Provided your loan is already owned by Fannie or Freddie, you are required to have been current on your mortgage payments for the last six months and been late a maximum of once in the last 12 months.

How much can I save?

Underwater borrowers refinancing through the program will save an average of $2,500 a year on their mortgage payments, or more than $200 a month, according to Shaun Donovan, Secretary of the Department of Housing and Urban Development. The government estimates the changes to the program will benefit up to 1 million people, although Moody’s Analytics puts the figure at 1.6 million. The Obama administration may be a bit cautious after their original estimates for borrowers helped by the current version of HARP and its companion HAMP loan modification program turned out to be too optimistic.
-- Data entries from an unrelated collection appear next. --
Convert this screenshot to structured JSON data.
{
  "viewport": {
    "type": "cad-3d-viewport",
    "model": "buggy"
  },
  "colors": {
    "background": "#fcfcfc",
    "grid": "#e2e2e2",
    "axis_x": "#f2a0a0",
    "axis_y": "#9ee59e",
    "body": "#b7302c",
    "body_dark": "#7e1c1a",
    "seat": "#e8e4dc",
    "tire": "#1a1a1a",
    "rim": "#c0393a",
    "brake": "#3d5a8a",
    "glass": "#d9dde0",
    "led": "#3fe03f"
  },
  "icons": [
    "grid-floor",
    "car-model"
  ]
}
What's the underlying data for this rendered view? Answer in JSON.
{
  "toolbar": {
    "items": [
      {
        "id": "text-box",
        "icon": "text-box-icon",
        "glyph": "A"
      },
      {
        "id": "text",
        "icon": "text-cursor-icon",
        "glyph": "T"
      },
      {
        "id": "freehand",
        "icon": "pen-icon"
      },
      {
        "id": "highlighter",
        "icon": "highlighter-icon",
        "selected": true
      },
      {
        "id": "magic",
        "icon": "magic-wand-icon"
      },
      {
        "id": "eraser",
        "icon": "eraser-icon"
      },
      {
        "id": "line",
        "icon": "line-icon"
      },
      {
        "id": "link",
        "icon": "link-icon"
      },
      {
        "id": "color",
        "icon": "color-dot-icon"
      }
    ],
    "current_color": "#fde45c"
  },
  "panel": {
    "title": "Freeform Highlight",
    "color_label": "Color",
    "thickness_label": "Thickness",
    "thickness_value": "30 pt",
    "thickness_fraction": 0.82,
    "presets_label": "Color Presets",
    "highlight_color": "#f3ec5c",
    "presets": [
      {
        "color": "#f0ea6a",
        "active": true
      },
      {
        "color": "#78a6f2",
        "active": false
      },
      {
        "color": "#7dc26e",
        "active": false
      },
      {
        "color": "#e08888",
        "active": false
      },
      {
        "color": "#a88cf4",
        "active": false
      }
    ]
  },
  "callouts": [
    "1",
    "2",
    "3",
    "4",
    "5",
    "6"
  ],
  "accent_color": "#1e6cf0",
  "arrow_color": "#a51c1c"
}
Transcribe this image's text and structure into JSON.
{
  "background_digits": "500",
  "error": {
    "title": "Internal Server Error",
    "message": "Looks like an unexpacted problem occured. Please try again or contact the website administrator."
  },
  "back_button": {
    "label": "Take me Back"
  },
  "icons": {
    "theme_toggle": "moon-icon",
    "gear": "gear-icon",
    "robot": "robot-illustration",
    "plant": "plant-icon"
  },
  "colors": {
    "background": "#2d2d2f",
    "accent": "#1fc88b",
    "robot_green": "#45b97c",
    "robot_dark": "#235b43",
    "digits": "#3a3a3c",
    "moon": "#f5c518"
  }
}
What kind of loans can I get?

This is a significant change from the current HARP. The administration is encouraging underwater borrowers to refinance into short-term 15- and 20-year fixed-rate mortgages by waiving most or all program fees for those loans. The current program mandates that borrowers refinance into 30-year fixed-rate mortgages only. Homeowners will still be able to refinance into 30-year loans if they wish, but they’ll have to pay more fees if they do. Combined with the ultra-low rates now available on 15-year mortgages, that’s a significant prod for borrowers who’ve been in their homes a number of years to shorten up their term and start building back more quickly toward positive equity.